§ **WHAT YOU SHOULD DO**
Only the lines containing the string "change" are needed; copy all of them from the listing.

━━ DATA PROVIDED ━━

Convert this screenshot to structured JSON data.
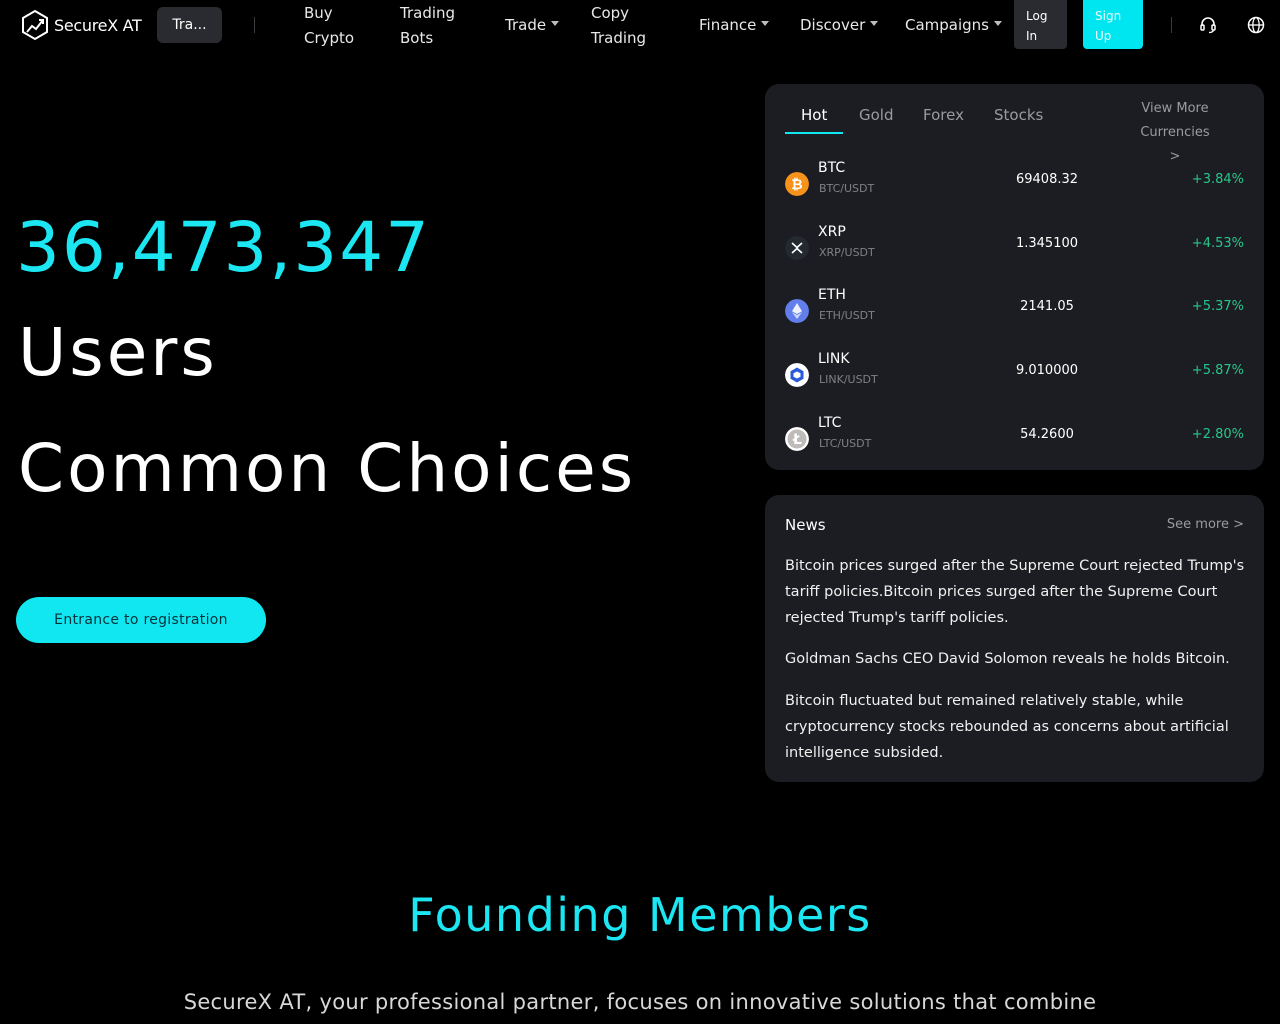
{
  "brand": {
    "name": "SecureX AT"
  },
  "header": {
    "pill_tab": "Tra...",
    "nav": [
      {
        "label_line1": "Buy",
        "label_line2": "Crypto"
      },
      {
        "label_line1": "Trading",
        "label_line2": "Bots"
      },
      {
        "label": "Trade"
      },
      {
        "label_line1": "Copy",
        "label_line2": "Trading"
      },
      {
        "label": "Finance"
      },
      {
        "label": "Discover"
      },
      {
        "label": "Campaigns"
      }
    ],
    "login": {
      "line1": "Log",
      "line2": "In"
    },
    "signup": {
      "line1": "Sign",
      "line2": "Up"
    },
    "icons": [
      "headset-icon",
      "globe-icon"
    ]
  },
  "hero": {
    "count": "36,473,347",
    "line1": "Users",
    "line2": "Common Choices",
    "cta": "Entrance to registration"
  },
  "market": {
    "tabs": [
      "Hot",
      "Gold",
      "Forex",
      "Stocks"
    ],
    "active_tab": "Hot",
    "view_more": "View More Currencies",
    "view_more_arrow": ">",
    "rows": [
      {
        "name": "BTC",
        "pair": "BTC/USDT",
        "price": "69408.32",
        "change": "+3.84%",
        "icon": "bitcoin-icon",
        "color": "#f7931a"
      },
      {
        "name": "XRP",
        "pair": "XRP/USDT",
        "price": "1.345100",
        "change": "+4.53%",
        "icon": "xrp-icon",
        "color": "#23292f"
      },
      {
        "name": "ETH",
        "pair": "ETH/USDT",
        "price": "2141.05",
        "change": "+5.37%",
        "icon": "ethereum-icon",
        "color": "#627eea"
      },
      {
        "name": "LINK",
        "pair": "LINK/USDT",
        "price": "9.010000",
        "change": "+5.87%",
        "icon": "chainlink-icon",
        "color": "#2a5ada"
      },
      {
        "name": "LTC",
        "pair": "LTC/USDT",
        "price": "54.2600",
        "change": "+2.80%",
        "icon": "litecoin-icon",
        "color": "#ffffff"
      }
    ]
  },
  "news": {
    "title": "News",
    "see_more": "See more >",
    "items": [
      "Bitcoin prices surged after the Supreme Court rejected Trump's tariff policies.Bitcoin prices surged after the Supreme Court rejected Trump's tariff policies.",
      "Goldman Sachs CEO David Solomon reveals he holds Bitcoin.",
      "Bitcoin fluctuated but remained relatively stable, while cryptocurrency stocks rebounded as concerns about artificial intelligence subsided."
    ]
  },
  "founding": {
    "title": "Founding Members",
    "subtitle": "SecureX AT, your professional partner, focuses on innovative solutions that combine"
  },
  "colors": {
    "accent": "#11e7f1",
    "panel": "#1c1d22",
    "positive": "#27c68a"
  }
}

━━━

§ **ANSWER SECTION**
        "change": "+3.84%",
        "change": "+4.53%",
        "change": "+5.37%",
        "change": "+5.87%",
        "change": "+2.80%",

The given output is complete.